I thought that our first workshop was thought provoking and interesting. I really enjoyed how lateral the thinking was and how each part fitted together, even though they were seemingly random. I really enjoyed the idea of Null Island and how metaphysical the place is; the fact that it exists yet does not at the same time. It reminds me of the phrase: ‘If a tree falls in the woods and no one is around to hear it, does it make a sound?’ This is a very human thing: if we can’t feel it, see it, hear it, does it even exist without explanation? I also felt inspired my Null Island as it can show how a mistake can turn into something intriguing.
I was surprised when I found out that we were working with sweet potatoes, and I had a lovely time with mine. I felt a connection to the potato by the end, especially due to learning how underrated and sturdy the potato is.
I started by drawing the sweet potato and I asked it questions such as: how do I feel to you? Do you have a heart like me? Where have you been?
I scribbled texture onto my drawing, and I realised by the end that I had drawn something resembling a map on the inside of my potato. I think the original texture of my sweet potato looks like the topography of a ridged and weathered mountain side and less like a map.
After the drawing, I wanted to work with some clay that Miranda left in the studio. I started to make some leaves for my sweet potato out of the clay, as I wanted to propagate it when I got home but I didn’t want to rely solely on my poor gardening skills for it to have leaves. I gave the potato some artificial leaves so it had some chance to feel like it had grown if I ended up killing it. At first my leaves were clunky, but after Miranda’s advice to make the leaves more of a part of the potato, I took the clunky clay leaves off and replaced them with a more delicate version.
When I returned home, I placed the sweet potato in some water in hopes that it will grow.

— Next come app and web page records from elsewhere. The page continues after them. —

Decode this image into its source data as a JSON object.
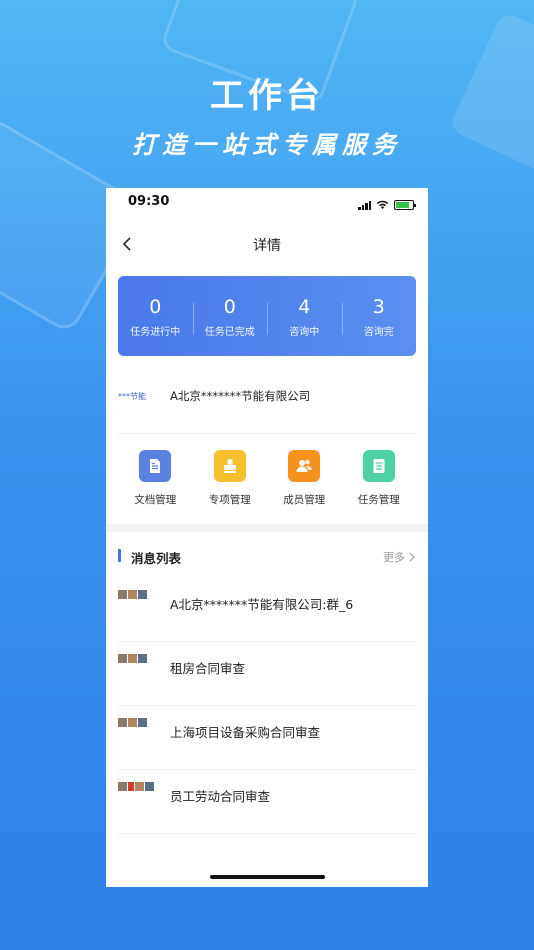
{
  "hero": {
    "title": "工作台",
    "subtitle": "打造一站式专属服务"
  },
  "statusbar": {
    "time": "09:30"
  },
  "navbar": {
    "title": "详情"
  },
  "stats": [
    {
      "value": "0",
      "label": "任务进行中"
    },
    {
      "value": "0",
      "label": "任务已完成"
    },
    {
      "value": "4",
      "label": "咨询中"
    },
    {
      "value": "3",
      "label": "咨询完"
    }
  ],
  "company": {
    "logo_text": "***节能",
    "name": "A北京*******节能有限公司"
  },
  "menu": [
    {
      "label": "文档管理",
      "icon": "document-icon",
      "color": "#5b82e3"
    },
    {
      "label": "专项管理",
      "icon": "stamp-icon",
      "color": "#f6bf2e"
    },
    {
      "label": "成员管理",
      "icon": "members-icon",
      "color": "#f6931d"
    },
    {
      "label": "任务管理",
      "icon": "task-list-icon",
      "color": "#4fd2a3"
    }
  ],
  "messages": {
    "title": "消息列表",
    "more": "更多",
    "items": [
      {
        "text": "A北京*******节能有限公司:群_6"
      },
      {
        "text": "租房合同审查"
      },
      {
        "text": "上海项目设备采购合同审查"
      },
      {
        "text": "员工劳动合同审查"
      }
    ]
  },
  "colors": {
    "accent": "#4a78ea",
    "background_top": "#52b6f3",
    "background_bottom": "#2f7fe9"
  }
}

I hope it isn’t too cold in my room for it to root.
This workshop made me think that I want to turn my potential week 5 workshop into something that will anthropomorphise my sweet potato or other object, from something ordinary into something sculptural.
I wanted to start to work on fabric this week rather than paper as I feel that the flexibility of fabric will work better for my project. I think using fabric will also be more practical as it is easier to transport a larger surface area than paper and you don’t have to worry too much about fabric ripping or getting ruined by the elements. I want to start by using some of my old t-shirts and whatever other scrap fabric I have to hand to start creating. I like the idea of recycling, which is a journey in itself. I am going to write and draw on my fabric like I would on paper and I also want to sew found objects and natural objects to the fabric as well.
I found an old tote bag in my wardrobe, and I decided I wanted to use this for my first experiment. I wanted to have a starting point before I went out with my fabric so that I wasn’t fazed by this large empty square of material. The only words that came to me were:
CARRY ME THERE
I’m not sure what this meant but it felt right. I wrote these words onto the tote bag in black paint.
I started to think about this phrase ‘carry me there’. The ‘there’ is a huge question mark. It is indefinite.
I have also been reflecting on why I feel I need to go out of my way to find the unknown. The biggest unknowns are just things that happen as you live your day to day life. That’s why I decided to carry my deconstructed tote bag around with me over the next few days. The aim is to write something as it comes to me, the things that throw me off or just thoughts that I may have. I want to fill this fabric up with my thoughts and then take it for a walk at the end of the week. I think this will be a nice quiet performance.
I think this piece of fabric will represent a small chunk of my life and the thoughts that I had within this time. This preservation of my memories is a vital part of me. I constantly feel as if I am standing still whilst I am looking at life like it’s a cinematic picture. I like to treasure the small, but joyful, unexpected thoughts and journeys in my life.
I have carried my bag with me throughout the last part of the week and it felt quite comforting to carry something around with me as constant in my life. I took the bag with me to the library, out into town and to the bathroom. I also carried a pen with me so that I could write down my passing thoughts. I managed to write quite a few messages onto the fabric, but I would like to build up the text more next week. I also really enjoyed sewing on my broken lace; I like the idea of collecting ‘things’ as well as words over time. I want to keep pushing to keep making in public, as I felt that I went back into my shell too much this week.
For my research this week, I read some poetry. I read quite a few poems, both out of books from the library and online, but not many really stood out to me. I felt they were all quite dated and in places, cliched. I need to search for more modern poetry. I did however read this poem by Willard Maas called ‘Journey and Return’. I find it interesting that this is poem set in the memory of the poet, which explains the orderly structures of the stanzas with full stops at the end of each; showing three separate but relating memories being recalled by the author. I feel that this relates to my project this week as I am piecing together my memories into one orderly collection on my bag in the same way that Maas does in his poem.